» **WORK REQUIRED**: What lines of the listing below contain the word "RAUS"? Copy each of them out.

┌──

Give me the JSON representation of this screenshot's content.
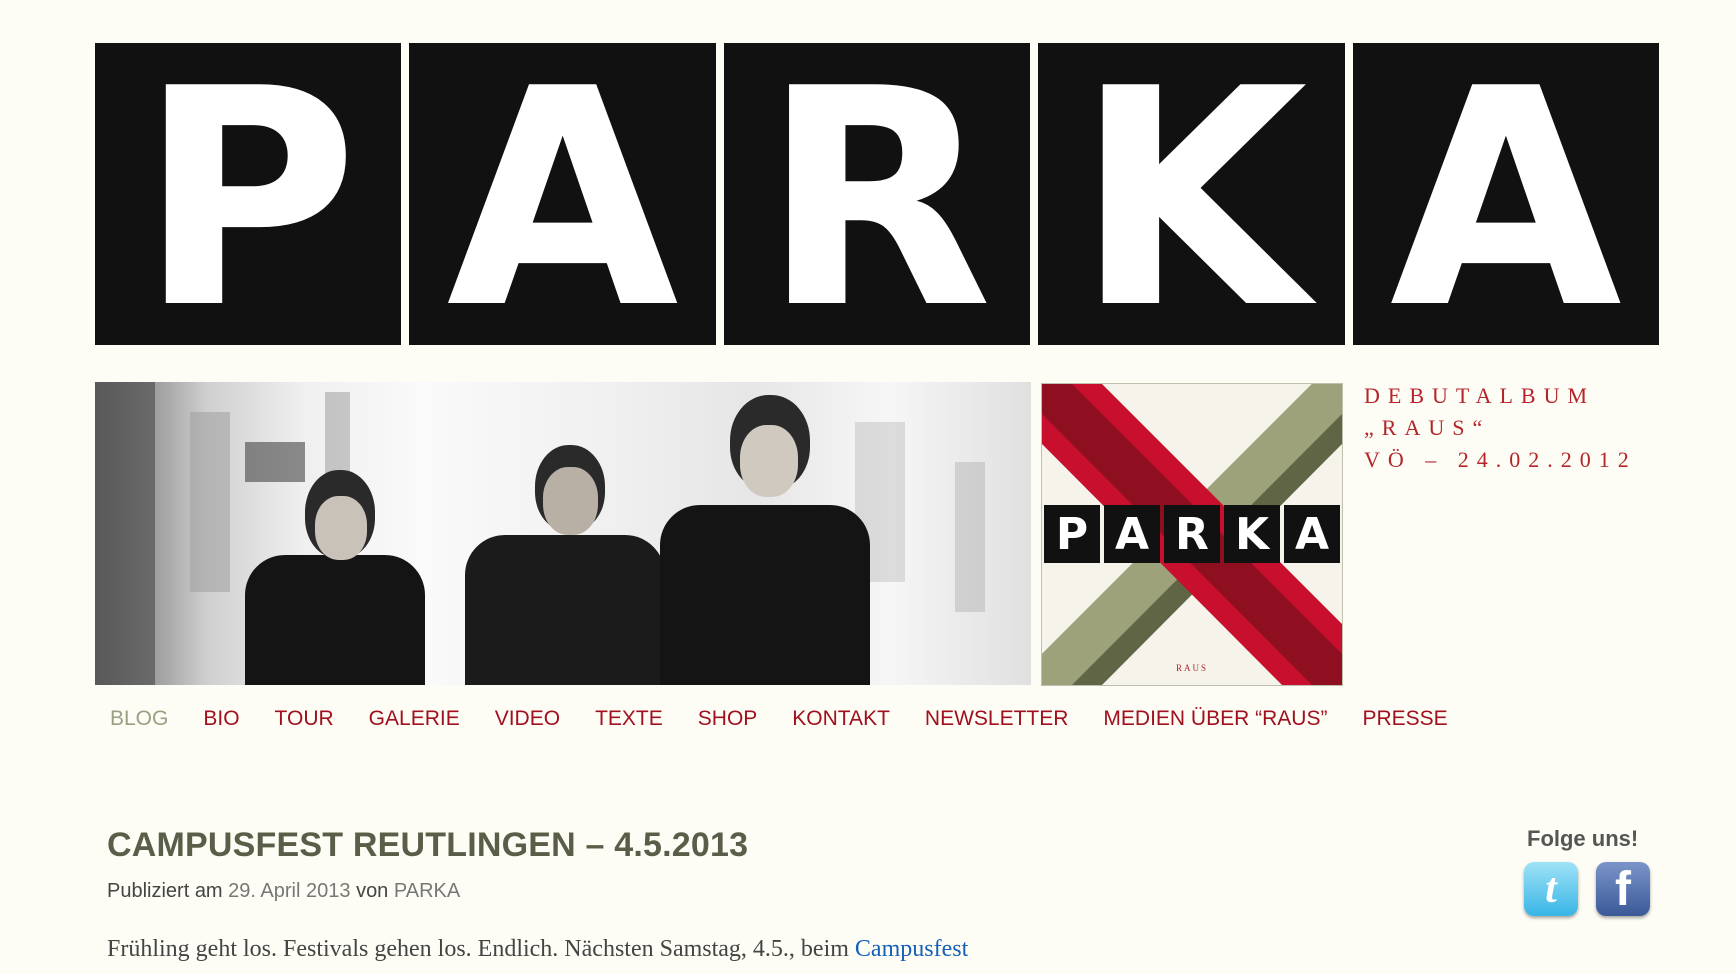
{
  "logo": {
    "letters": [
      "P",
      "A",
      "R",
      "K",
      "A"
    ]
  },
  "album": {
    "band_letters": [
      "P",
      "A",
      "R",
      "K",
      "A"
    ],
    "caption": "RAUS"
  },
  "debut": {
    "line1": "DEBUTALBUM",
    "line2": "„RAUS“",
    "line3": "VÖ – 24.02.2012"
  },
  "nav": {
    "items": [
      {
        "label": "BLOG",
        "active": true
      },
      {
        "label": "BIO"
      },
      {
        "label": "TOUR"
      },
      {
        "label": "GALERIE"
      },
      {
        "label": "VIDEO"
      },
      {
        "label": "TEXTE"
      },
      {
        "label": "SHOP"
      },
      {
        "label": "KONTAKT"
      },
      {
        "label": "NEWSLETTER"
      },
      {
        "label": "MEDIEN ÜBER “RAUS”"
      },
      {
        "label": "PRESSE"
      }
    ]
  },
  "post": {
    "title": "CAMPUSFEST REUTLINGEN – 4.5.2013",
    "meta_prefix": "Publiziert am",
    "date": "29. April 2013",
    "meta_by": "von",
    "author": "PARKA",
    "text": "Frühling geht los. Festivals gehen los. Endlich. Nächsten Samstag, 4.5., beim",
    "link_text": "Campusfest"
  },
  "social": {
    "heading": "Folge uns!",
    "twitter_icon": "twitter-icon",
    "facebook_icon": "facebook-icon",
    "twitter_glyph": "t",
    "facebook_glyph": "f"
  },
  "colors": {
    "background": "#fdfdf5",
    "nav_link": "#a0101e",
    "nav_active": "#9aa080",
    "title": "#5a5e48",
    "link": "#1560b7",
    "accent_red": "#b4252b",
    "album_green": "#8c9468",
    "album_red": "#c8102e"
  }
}
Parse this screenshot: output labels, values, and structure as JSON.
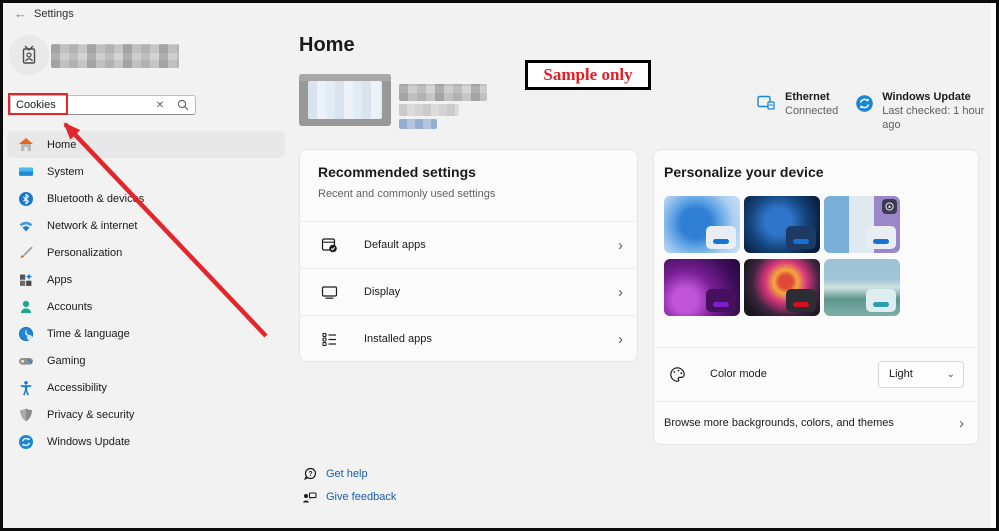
{
  "palette": {
    "accent_blue": "#0078d4",
    "link_blue": "#1a5dab",
    "annotation_red": "#e2262a",
    "background": "#f2f2f2",
    "card_bg": "#fbfbfb",
    "tile_accents": [
      "#1573d2",
      "#1573d2",
      "#1573d2",
      "#7d20c8",
      "#d31020",
      "#2e9cb0"
    ]
  },
  "titlebar": {
    "back_icon": "←",
    "title": "Settings"
  },
  "sidebar": {
    "search": {
      "value": "Cookies",
      "clear_icon": "✕"
    },
    "items": [
      {
        "label": "Home",
        "selected": true
      },
      {
        "label": "System"
      },
      {
        "label": "Bluetooth & devices"
      },
      {
        "label": "Network & internet"
      },
      {
        "label": "Personalization"
      },
      {
        "label": "Apps"
      },
      {
        "label": "Accounts"
      },
      {
        "label": "Time & language"
      },
      {
        "label": "Gaming"
      },
      {
        "label": "Accessibility"
      },
      {
        "label": "Privacy & security"
      },
      {
        "label": "Windows Update"
      }
    ]
  },
  "main": {
    "page_title": "Home",
    "sample_label": "Sample only",
    "status": {
      "ethernet": {
        "title": "Ethernet",
        "subtitle": "Connected"
      },
      "windows_update": {
        "title": "Windows Update",
        "subtitle": "Last checked: 1 hour ago"
      }
    },
    "recommended": {
      "title": "Recommended settings",
      "subtitle": "Recent and commonly used settings",
      "rows": [
        {
          "label": "Default apps"
        },
        {
          "label": "Display"
        },
        {
          "label": "Installed apps"
        }
      ],
      "chevron": "›"
    },
    "personalize": {
      "title": "Personalize your device",
      "color_mode_label": "Color mode",
      "color_mode_value": "Light",
      "dropdown_chevron": "⌄",
      "browse_label": "Browse more backgrounds, colors, and themes",
      "chevron": "›"
    },
    "footer": {
      "get_help": "Get help",
      "give_feedback": "Give feedback"
    }
  }
}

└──

» **FINISHED TASK**:
    "caption": "RAUS"
    "line2": "„RAUS“",
        "label": "MEDIEN ÜBER “RAUS”"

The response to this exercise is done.